    20. 20. American colonies When Sir Edmund Andros arrived in Boston in 1686, he set himself to enforcing England's Navigation Acts on the traders who used the port of Boston.
    21. 21. Raj Between 1858 and 1947 of the Indian Subcontinent, which included the present-day India, Bangladesh, Pakistan, and Burma was under the colonial control of the British Empire .
    22. 22. Early in the 19th cent., British merchants began smuggling opium into China in order to balance their purchases of tea for export to Britain. Opium Wars
    23. 23. Opium Wars 1839–42 and 1856–60, two wars were waged between China and Western countries. The first was between Great Britain and China.
    24. 24. HMS Nemesis sinks Chinese junks In this naval battle, described as a victory by Chinese propagandists, in November 1839 the Royal Navy sank a number of Chinese vessels near Guangzhou.
    25. 25. French political cartoon A pie represents &quot;Chine&quot; and is being divided between caricatures of Great Britain, Germany, Russia, the French and the Meiji Emperor of Japan, carefully contemplating which pieces to take.

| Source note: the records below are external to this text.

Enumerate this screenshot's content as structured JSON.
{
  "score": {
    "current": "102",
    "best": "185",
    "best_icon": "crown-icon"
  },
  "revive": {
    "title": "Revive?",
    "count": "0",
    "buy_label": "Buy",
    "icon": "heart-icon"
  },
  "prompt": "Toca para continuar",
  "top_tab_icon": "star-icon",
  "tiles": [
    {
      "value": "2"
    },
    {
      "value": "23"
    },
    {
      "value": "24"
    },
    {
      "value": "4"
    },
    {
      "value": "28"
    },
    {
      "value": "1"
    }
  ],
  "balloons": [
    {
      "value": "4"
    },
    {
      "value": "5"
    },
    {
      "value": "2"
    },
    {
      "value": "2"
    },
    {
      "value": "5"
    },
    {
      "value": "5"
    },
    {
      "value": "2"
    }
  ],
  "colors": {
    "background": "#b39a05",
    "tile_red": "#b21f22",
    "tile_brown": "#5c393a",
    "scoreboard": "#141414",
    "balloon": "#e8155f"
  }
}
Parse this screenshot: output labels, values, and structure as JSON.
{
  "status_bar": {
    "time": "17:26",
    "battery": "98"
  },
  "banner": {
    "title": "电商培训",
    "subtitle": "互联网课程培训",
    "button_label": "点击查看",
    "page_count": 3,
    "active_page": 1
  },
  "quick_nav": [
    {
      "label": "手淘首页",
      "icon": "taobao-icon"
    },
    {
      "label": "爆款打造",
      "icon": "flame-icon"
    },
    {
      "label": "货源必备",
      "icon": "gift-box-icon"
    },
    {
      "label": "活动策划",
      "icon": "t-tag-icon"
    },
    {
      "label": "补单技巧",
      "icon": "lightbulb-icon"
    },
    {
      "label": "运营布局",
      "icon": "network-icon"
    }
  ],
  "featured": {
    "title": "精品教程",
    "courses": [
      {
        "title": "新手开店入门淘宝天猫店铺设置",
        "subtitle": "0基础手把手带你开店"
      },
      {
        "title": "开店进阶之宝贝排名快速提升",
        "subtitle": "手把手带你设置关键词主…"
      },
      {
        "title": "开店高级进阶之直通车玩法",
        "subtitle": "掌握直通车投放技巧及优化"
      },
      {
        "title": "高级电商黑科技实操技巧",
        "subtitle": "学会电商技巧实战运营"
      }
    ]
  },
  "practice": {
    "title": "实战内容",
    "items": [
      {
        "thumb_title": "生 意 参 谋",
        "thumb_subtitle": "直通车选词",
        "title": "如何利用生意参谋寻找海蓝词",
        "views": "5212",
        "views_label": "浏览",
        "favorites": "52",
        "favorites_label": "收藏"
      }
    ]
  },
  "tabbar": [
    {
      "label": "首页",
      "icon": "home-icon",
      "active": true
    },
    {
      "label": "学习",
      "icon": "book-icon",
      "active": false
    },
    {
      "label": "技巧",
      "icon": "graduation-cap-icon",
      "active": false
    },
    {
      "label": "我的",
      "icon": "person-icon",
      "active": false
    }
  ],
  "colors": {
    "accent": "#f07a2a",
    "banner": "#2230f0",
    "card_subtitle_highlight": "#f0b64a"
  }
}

A stereotypical Qing official throws his up his hands to try and stop them, but is powerless.
    26. 26. Technology <ul><li>What was the key British advantage that resulted in the defeat of China in the Two Opium Wars? </li></ul>
    27. 27. Treaty of Nanking This agreement marked the end of the First Opium War Signed in 1842, the first treaty in the modern history of China gave Great Britain Hong Kong island as a reparation from the Qing Court, desperate to stave off escalation of the military conflict then underway.
    28. 28. Hong Kong On July 1, 1997, the People's Republic of China resumed its exercise of sovereignty over Hong Kong, ending more than 150 years of British colonial control.
    29. 29. Colonization During the 19th century, new ethnic groups were created by European colonial governments in order to facilitate ruling their new indigenous subjects.  This was the case in Australia and over much of Western North America where there had been small, independent bands of foraging societies.  The bands were combined into larger political units by government officials in order to simplify the control of them.  Indigenous leadership positions, such as chiefs, were created for peoples who previously did not have the concept of a leader who could act and speak for their societies.
    30. 30. Satire What is the cartoonist implying here about England?